by Jess Steinbrink
MSW Intern at LOSS Community Services
The holidays are supposed to be a special time of year. A time for us to celebrate connections and traditions with our family and friends, reflect on the past year, and get excited for the year ahead. But when we’ve lost a loved one—especially to suicide—our grief can make it pretty hard for us to want to celebrate.
Our special traditions feel incomplete, or maybe completely unbearable, without the person we lost. While over time our grief can lessen, it is a possibility that the loss of someone important might forever change the way we celebrate the holidays, and that’s ok.
Getting through the holidays when dealing with loss will look different for everyone, and here are a few suggestions that might help.
1) Tweak tradition
You might consider altering or skipping a holiday tradition this year. For example, if your mom always insisted on the house being heavily decorated for Christmas, maybe this year you only put up the Christmas tree, or maybe you don’t decorate at all. Don’t hold on to traditions that will cause unnecessary pain.
2) Find a Balance
Strike a balance between helpful distractions and unnecessary stress. The idea of being social at all can be overwhelming when you’re grieving, but staying isolated for the entirety of the holidays can also be dangerous when we’re grieving. Choose social events with supportive and understanding friends and family, who you don’t have to pretend around. Instead of big parties, opt for more intimate gatherings of friends.
3) Honor your loss
Your loved one’s absence will be noticeable, so why try and pretend otherwise? Some families find it helpful to light a candle, or set a place at the table for the deceased as a way to keep them present during the celebrations. Depending on the recentness of the loss, it might be helpful to spend time at your holiday gathering sharing favorite memories of the loved one.
4) Honor yourself
Grieving looks different for everyone. Maybe you can handle celebrating the holidays as usual, or maybe you need to make some changes. The holidays are about inspiring hope, so if you’re feeling more dread than desire for celebrating, then consider reevaluating your holiday plans.

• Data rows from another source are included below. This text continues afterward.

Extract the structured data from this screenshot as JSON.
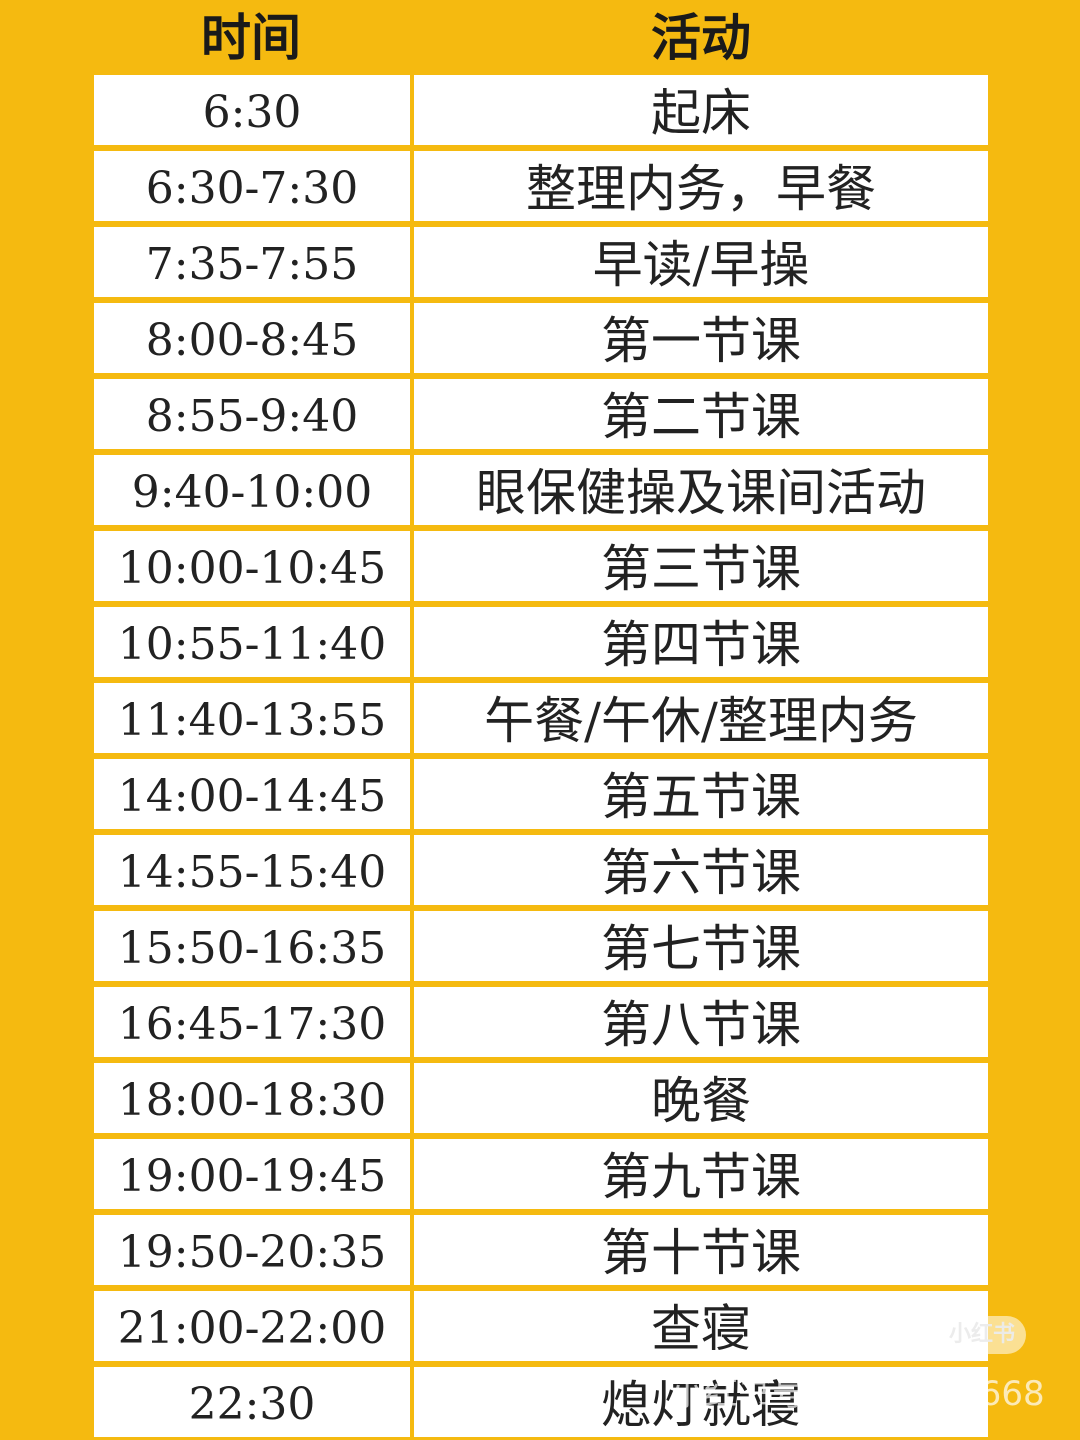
{
  "header": {
    "time": "时间",
    "activity": "活动"
  },
  "rows": [
    {
      "time": "6:30",
      "activity": "起床"
    },
    {
      "time": "6:30-7:30",
      "activity": "整理内务，早餐"
    },
    {
      "time": "7:35-7:55",
      "activity": "早读/早操"
    },
    {
      "time": "8:00-8:45",
      "activity": "第一节课"
    },
    {
      "time": "8:55-9:40",
      "activity": "第二节课"
    },
    {
      "time": "9:40-10:00",
      "activity": "眼保健操及课间活动"
    },
    {
      "time": "10:00-10:45",
      "activity": "第三节课"
    },
    {
      "time": "10:55-11:40",
      "activity": "第四节课"
    },
    {
      "time": "11:40-13:55",
      "activity": "午餐/午休/整理内务"
    },
    {
      "time": "14:00-14:45",
      "activity": "第五节课"
    },
    {
      "time": "14:55-15:40",
      "activity": "第六节课"
    },
    {
      "time": "15:50-16:35",
      "activity": "第七节课"
    },
    {
      "time": "16:45-17:30",
      "activity": "第八节课"
    },
    {
      "time": "18:00-18:30",
      "activity": "晚餐"
    },
    {
      "time": "19:00-19:45",
      "activity": "第九节课"
    },
    {
      "time": "19:50-20:35",
      "activity": "第十节课"
    },
    {
      "time": "21:00-22:00",
      "activity": "查寝"
    },
    {
      "time": "22:30",
      "activity": "熄灯就寝"
    }
  ],
  "watermark": {
    "badge": "小红书",
    "id_text": "小红书号: 4748786668"
  },
  "colors": {
    "background": "#F5BA10",
    "cell": "#FFFFFF",
    "text": "#222222"
  }
}
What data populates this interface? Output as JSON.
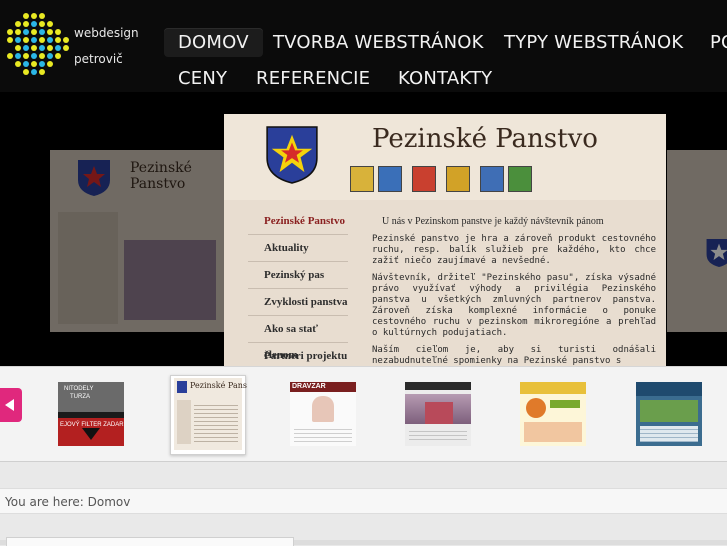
{
  "logo": {
    "line1": "webdesign",
    "line2": "petrovič"
  },
  "nav": {
    "row1": [
      "DOMOV",
      "TVORBA WEBSTRÁNOK",
      "TYPY WEBSTRÁNOK",
      "PO"
    ],
    "row2": [
      "CENY",
      "REFERENCIE",
      "KONTAKTY"
    ],
    "active": "DOMOV"
  },
  "slide": {
    "title": "Pezinské Panstvo",
    "menu": [
      "Pezinské Panstvo",
      "Aktuality",
      "Pezinský pas",
      "Zvyklosti panstva",
      "Ako sa stať členom",
      "Partneri projektu"
    ],
    "headline": "U nás v Pezinskom panstve je každý návštevník pánom",
    "paragraphs": [
      "Pezinské panstvo je hra a zároveň produkt cestovného ruchu, resp. balík služieb pre každého, kto chce zažiť niečo zaujímavé a nevšedné.",
      "Návštevník, držiteľ \"Pezinského pasu\", získa výsadné právo využívať výhody a privilégia Pezinského panstva u všetkých zmluvných partnerov panstva. Zároveň získa komplexné informácie o ponuke cestovného ruchu v pezinskom mikroregióne a prehľad o kultúrnych podujatiach.",
      "Naším cieľom je, aby si turisti odnášali nezabudnuteľné spomienky na Pezinské panstvo s"
    ]
  },
  "thumbnails": {
    "t1": {
      "line1": "NITODELY",
      "line2": "TURZA",
      "line3": "EJOVÝ FILTER ZADAR"
    },
    "t2": {
      "label": "Pezinské Pans"
    },
    "t3": {
      "label": "DRAVZAR"
    }
  },
  "breadcrumb": {
    "prefix": "You are here:",
    "current": "Domov"
  },
  "colors": {
    "accent": "#e0287d",
    "logo_dot": "#e9e923",
    "logo_dot_alt": "#2bb6e6"
  },
  "icons": {
    "left_arrow": "arrow-left-icon"
  }
}
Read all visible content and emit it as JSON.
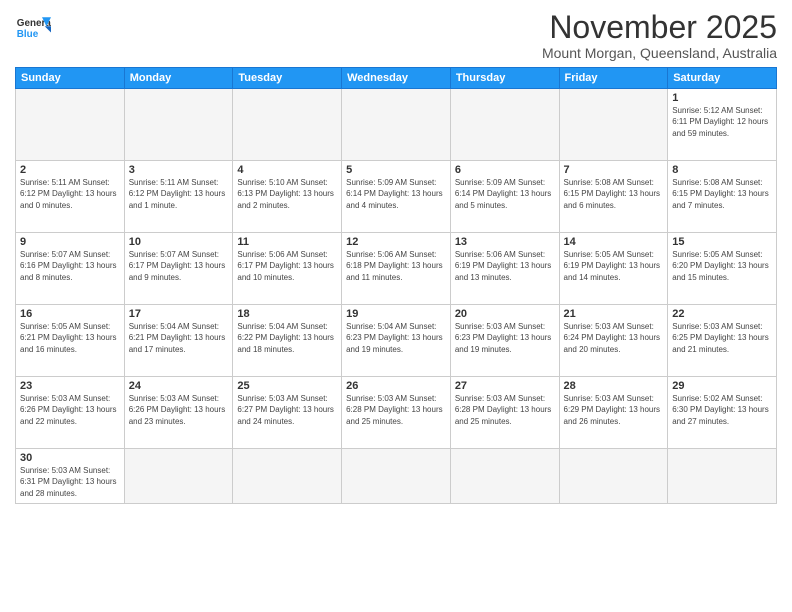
{
  "logo": {
    "line1": "General",
    "line2": "Blue"
  },
  "title": "November 2025",
  "subtitle": "Mount Morgan, Queensland, Australia",
  "days_header": [
    "Sunday",
    "Monday",
    "Tuesday",
    "Wednesday",
    "Thursday",
    "Friday",
    "Saturday"
  ],
  "weeks": [
    [
      {
        "day": "",
        "info": ""
      },
      {
        "day": "",
        "info": ""
      },
      {
        "day": "",
        "info": ""
      },
      {
        "day": "",
        "info": ""
      },
      {
        "day": "",
        "info": ""
      },
      {
        "day": "",
        "info": ""
      },
      {
        "day": "1",
        "info": "Sunrise: 5:12 AM\nSunset: 6:11 PM\nDaylight: 12 hours and 59 minutes."
      }
    ],
    [
      {
        "day": "2",
        "info": "Sunrise: 5:11 AM\nSunset: 6:12 PM\nDaylight: 13 hours and 0 minutes."
      },
      {
        "day": "3",
        "info": "Sunrise: 5:11 AM\nSunset: 6:12 PM\nDaylight: 13 hours and 1 minute."
      },
      {
        "day": "4",
        "info": "Sunrise: 5:10 AM\nSunset: 6:13 PM\nDaylight: 13 hours and 2 minutes."
      },
      {
        "day": "5",
        "info": "Sunrise: 5:09 AM\nSunset: 6:14 PM\nDaylight: 13 hours and 4 minutes."
      },
      {
        "day": "6",
        "info": "Sunrise: 5:09 AM\nSunset: 6:14 PM\nDaylight: 13 hours and 5 minutes."
      },
      {
        "day": "7",
        "info": "Sunrise: 5:08 AM\nSunset: 6:15 PM\nDaylight: 13 hours and 6 minutes."
      },
      {
        "day": "8",
        "info": "Sunrise: 5:08 AM\nSunset: 6:15 PM\nDaylight: 13 hours and 7 minutes."
      }
    ],
    [
      {
        "day": "9",
        "info": "Sunrise: 5:07 AM\nSunset: 6:16 PM\nDaylight: 13 hours and 8 minutes."
      },
      {
        "day": "10",
        "info": "Sunrise: 5:07 AM\nSunset: 6:17 PM\nDaylight: 13 hours and 9 minutes."
      },
      {
        "day": "11",
        "info": "Sunrise: 5:06 AM\nSunset: 6:17 PM\nDaylight: 13 hours and 10 minutes."
      },
      {
        "day": "12",
        "info": "Sunrise: 5:06 AM\nSunset: 6:18 PM\nDaylight: 13 hours and 11 minutes."
      },
      {
        "day": "13",
        "info": "Sunrise: 5:06 AM\nSunset: 6:19 PM\nDaylight: 13 hours and 13 minutes."
      },
      {
        "day": "14",
        "info": "Sunrise: 5:05 AM\nSunset: 6:19 PM\nDaylight: 13 hours and 14 minutes."
      },
      {
        "day": "15",
        "info": "Sunrise: 5:05 AM\nSunset: 6:20 PM\nDaylight: 13 hours and 15 minutes."
      }
    ],
    [
      {
        "day": "16",
        "info": "Sunrise: 5:05 AM\nSunset: 6:21 PM\nDaylight: 13 hours and 16 minutes."
      },
      {
        "day": "17",
        "info": "Sunrise: 5:04 AM\nSunset: 6:21 PM\nDaylight: 13 hours and 17 minutes."
      },
      {
        "day": "18",
        "info": "Sunrise: 5:04 AM\nSunset: 6:22 PM\nDaylight: 13 hours and 18 minutes."
      },
      {
        "day": "19",
        "info": "Sunrise: 5:04 AM\nSunset: 6:23 PM\nDaylight: 13 hours and 19 minutes."
      },
      {
        "day": "20",
        "info": "Sunrise: 5:03 AM\nSunset: 6:23 PM\nDaylight: 13 hours and 19 minutes."
      },
      {
        "day": "21",
        "info": "Sunrise: 5:03 AM\nSunset: 6:24 PM\nDaylight: 13 hours and 20 minutes."
      },
      {
        "day": "22",
        "info": "Sunrise: 5:03 AM\nSunset: 6:25 PM\nDaylight: 13 hours and 21 minutes."
      }
    ],
    [
      {
        "day": "23",
        "info": "Sunrise: 5:03 AM\nSunset: 6:26 PM\nDaylight: 13 hours and 22 minutes."
      },
      {
        "day": "24",
        "info": "Sunrise: 5:03 AM\nSunset: 6:26 PM\nDaylight: 13 hours and 23 minutes."
      },
      {
        "day": "25",
        "info": "Sunrise: 5:03 AM\nSunset: 6:27 PM\nDaylight: 13 hours and 24 minutes."
      },
      {
        "day": "26",
        "info": "Sunrise: 5:03 AM\nSunset: 6:28 PM\nDaylight: 13 hours and 25 minutes."
      },
      {
        "day": "27",
        "info": "Sunrise: 5:03 AM\nSunset: 6:28 PM\nDaylight: 13 hours and 25 minutes."
      },
      {
        "day": "28",
        "info": "Sunrise: 5:03 AM\nSunset: 6:29 PM\nDaylight: 13 hours and 26 minutes."
      },
      {
        "day": "29",
        "info": "Sunrise: 5:02 AM\nSunset: 6:30 PM\nDaylight: 13 hours and 27 minutes."
      }
    ],
    [
      {
        "day": "30",
        "info": "Sunrise: 5:03 AM\nSunset: 6:31 PM\nDaylight: 13 hours and 28 minutes."
      },
      {
        "day": "",
        "info": ""
      },
      {
        "day": "",
        "info": ""
      },
      {
        "day": "",
        "info": ""
      },
      {
        "day": "",
        "info": ""
      },
      {
        "day": "",
        "info": ""
      },
      {
        "day": "",
        "info": ""
      }
    ]
  ]
}
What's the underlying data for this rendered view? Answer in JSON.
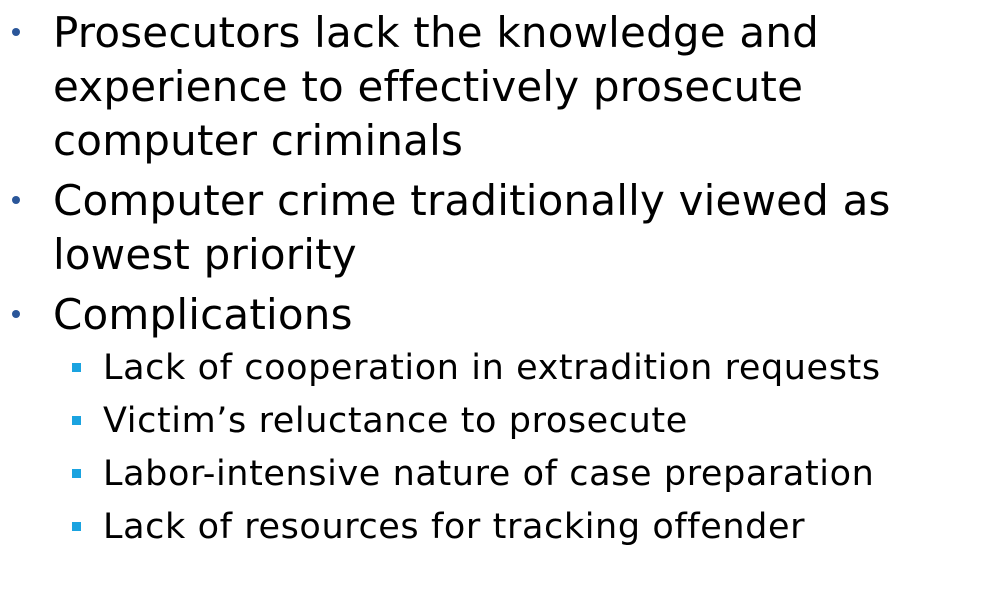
{
  "colors": {
    "level1_bullet": "#2a5699",
    "level2_bullet": "#1aa3e0",
    "text": "#000000"
  },
  "bullets": [
    {
      "text": "Prosecutors lack the knowledge and experience to effectively prosecute computer criminals",
      "lines": [
        "Prosecutors lack the knowledge and",
        "experience to effectively prosecute",
        "computer criminals"
      ]
    },
    {
      "text": "Computer crime traditionally viewed as lowest priority",
      "lines": [
        "Computer crime traditionally viewed as",
        "lowest priority"
      ]
    },
    {
      "text": "Complications",
      "lines": [
        "Complications"
      ],
      "sub": [
        "Lack of cooperation in extradition requests",
        "Victim’s reluctance to prosecute",
        "Labor-intensive nature of case preparation",
        "Lack of resources for tracking offender"
      ]
    }
  ]
}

The further you are in your grief journey, the easier “celebrating” will become. You will start to adjust to your new “normal” and I hope that sooner rather than later the holidays will become a time of hope and joy once again.